What to produce>
Report how many lines in the data below hold "JSON", with no other words.

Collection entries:
--- START ---

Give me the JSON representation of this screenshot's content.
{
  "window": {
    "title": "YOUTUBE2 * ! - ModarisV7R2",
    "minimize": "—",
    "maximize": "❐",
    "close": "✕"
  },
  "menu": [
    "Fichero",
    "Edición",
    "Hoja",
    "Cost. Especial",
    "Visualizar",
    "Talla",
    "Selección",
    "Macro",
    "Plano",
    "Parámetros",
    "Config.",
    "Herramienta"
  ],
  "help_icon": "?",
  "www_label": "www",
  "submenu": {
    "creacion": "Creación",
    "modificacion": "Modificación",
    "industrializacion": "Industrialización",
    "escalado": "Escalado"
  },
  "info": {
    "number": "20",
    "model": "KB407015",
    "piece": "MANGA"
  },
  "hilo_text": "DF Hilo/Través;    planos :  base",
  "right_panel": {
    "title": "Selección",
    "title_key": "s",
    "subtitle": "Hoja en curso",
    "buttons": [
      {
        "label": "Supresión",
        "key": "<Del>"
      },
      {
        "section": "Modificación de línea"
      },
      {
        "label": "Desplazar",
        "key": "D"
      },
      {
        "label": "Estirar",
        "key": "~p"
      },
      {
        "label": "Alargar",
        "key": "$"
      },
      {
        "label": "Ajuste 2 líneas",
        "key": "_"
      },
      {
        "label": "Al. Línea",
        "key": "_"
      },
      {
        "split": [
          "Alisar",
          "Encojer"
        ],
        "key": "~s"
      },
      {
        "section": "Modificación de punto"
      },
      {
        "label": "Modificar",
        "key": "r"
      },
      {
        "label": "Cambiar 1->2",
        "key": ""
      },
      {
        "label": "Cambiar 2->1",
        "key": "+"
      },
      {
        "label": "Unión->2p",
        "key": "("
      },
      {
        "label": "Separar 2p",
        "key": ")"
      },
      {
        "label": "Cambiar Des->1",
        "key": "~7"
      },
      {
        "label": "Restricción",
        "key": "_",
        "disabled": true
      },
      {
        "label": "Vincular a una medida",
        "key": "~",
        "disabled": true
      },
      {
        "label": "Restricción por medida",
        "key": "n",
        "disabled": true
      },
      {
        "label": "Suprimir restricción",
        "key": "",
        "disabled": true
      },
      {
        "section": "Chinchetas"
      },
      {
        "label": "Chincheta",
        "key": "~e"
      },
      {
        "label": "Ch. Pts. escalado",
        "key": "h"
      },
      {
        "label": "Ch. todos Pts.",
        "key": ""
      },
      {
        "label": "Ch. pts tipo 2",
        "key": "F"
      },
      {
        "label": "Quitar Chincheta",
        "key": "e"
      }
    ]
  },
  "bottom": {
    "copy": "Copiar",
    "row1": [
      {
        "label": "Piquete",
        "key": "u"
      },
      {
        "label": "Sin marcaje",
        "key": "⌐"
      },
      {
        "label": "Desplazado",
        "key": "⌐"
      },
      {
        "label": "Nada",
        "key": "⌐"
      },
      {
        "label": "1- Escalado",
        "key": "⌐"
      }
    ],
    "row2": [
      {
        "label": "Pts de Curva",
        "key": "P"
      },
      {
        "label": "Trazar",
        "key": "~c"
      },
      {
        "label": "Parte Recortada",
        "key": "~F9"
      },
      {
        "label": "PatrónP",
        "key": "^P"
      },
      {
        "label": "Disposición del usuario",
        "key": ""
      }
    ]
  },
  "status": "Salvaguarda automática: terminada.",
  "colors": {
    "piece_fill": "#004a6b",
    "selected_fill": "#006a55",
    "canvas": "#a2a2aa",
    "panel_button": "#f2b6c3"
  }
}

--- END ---
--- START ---

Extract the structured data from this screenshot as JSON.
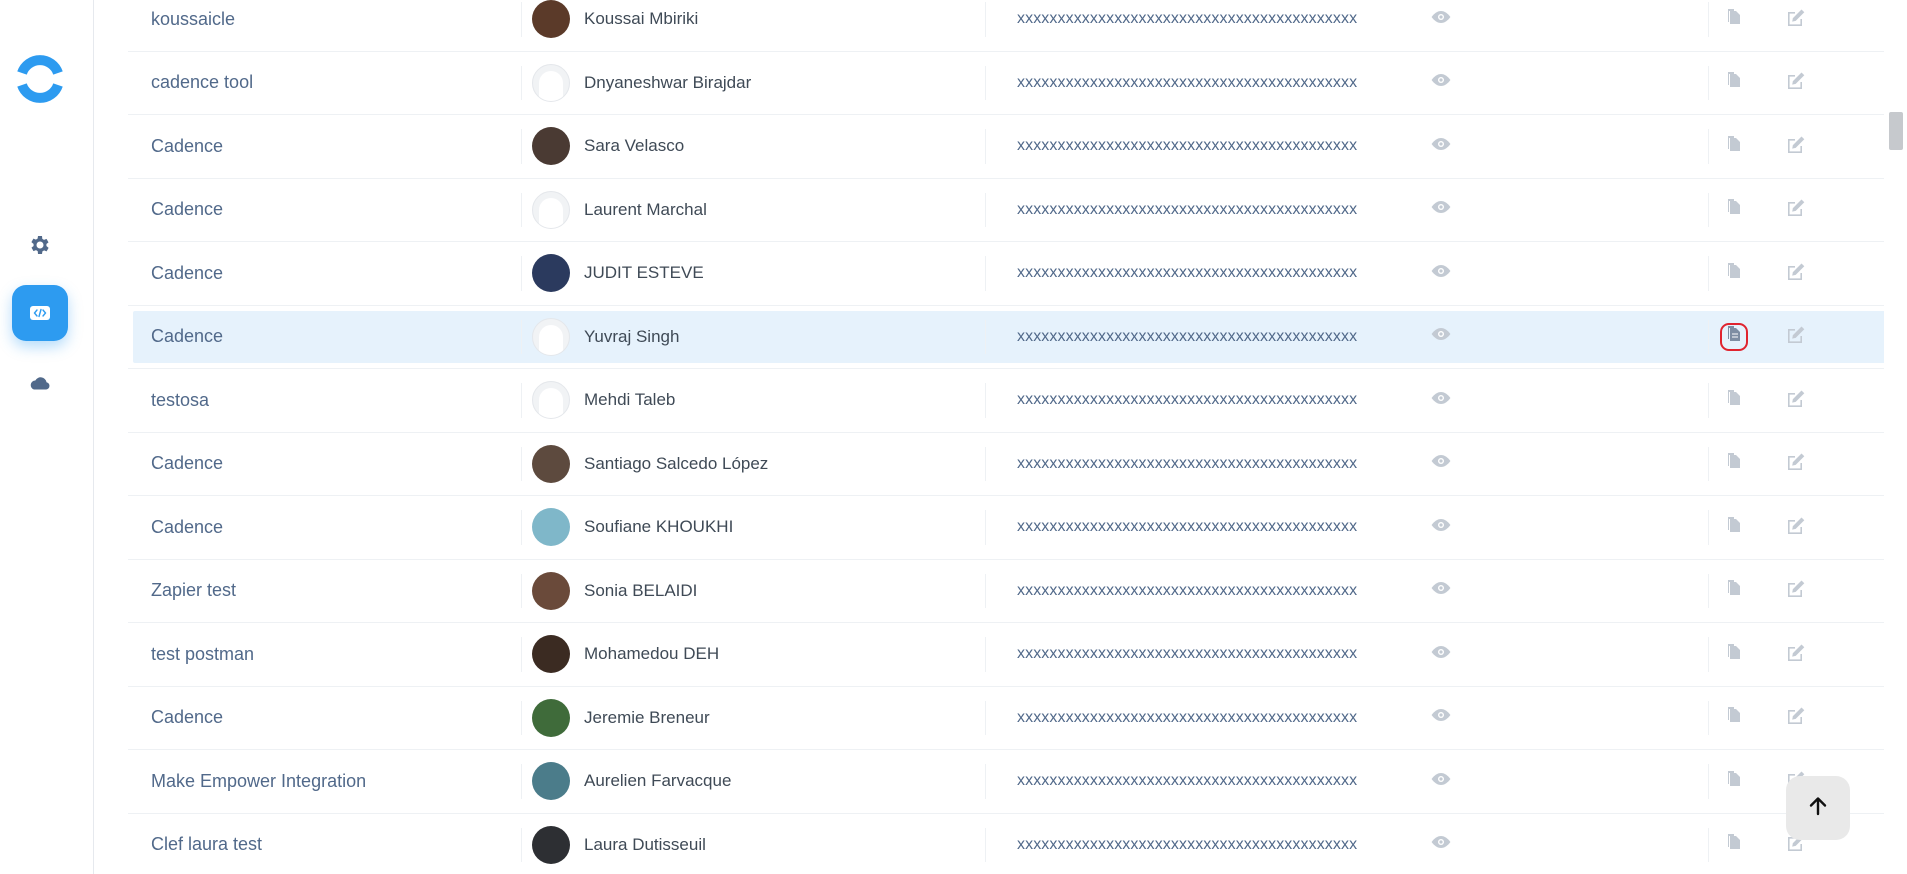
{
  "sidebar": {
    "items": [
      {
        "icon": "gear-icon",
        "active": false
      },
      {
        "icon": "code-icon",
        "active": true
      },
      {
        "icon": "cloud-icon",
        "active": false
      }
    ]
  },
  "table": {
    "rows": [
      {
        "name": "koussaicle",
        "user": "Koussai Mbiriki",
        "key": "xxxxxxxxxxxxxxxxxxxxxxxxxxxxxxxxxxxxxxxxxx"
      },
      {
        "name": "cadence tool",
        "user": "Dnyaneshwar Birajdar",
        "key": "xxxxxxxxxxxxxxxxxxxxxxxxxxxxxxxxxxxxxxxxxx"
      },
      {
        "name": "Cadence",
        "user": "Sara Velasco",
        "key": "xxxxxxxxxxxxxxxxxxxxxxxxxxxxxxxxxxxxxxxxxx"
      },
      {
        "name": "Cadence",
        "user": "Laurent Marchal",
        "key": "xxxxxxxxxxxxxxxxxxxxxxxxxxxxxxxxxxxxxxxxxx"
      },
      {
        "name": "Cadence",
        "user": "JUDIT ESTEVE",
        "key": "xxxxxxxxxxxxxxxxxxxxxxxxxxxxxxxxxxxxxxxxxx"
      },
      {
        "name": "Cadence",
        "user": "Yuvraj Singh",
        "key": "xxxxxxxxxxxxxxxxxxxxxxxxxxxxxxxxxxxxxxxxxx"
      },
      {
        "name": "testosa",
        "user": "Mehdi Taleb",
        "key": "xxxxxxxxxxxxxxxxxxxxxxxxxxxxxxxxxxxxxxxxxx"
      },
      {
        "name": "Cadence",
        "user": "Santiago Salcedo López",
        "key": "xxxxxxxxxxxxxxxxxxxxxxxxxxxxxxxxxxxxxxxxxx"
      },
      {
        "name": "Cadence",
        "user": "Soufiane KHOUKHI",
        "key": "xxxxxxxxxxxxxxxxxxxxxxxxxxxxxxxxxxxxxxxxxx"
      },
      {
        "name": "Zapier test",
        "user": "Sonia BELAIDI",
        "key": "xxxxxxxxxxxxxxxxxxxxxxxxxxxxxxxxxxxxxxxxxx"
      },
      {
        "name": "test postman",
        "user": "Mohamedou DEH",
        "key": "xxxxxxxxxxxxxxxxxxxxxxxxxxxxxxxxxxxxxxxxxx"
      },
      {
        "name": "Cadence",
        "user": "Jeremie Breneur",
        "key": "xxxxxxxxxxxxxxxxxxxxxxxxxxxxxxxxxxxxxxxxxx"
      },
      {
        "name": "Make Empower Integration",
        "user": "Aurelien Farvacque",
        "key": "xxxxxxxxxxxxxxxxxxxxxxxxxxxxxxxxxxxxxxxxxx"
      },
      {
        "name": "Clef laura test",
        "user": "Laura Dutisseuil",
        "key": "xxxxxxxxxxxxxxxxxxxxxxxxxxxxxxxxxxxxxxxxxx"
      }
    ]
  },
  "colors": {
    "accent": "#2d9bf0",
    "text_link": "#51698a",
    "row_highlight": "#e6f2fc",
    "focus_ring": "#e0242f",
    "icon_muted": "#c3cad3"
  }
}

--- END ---

Answer for the task>
2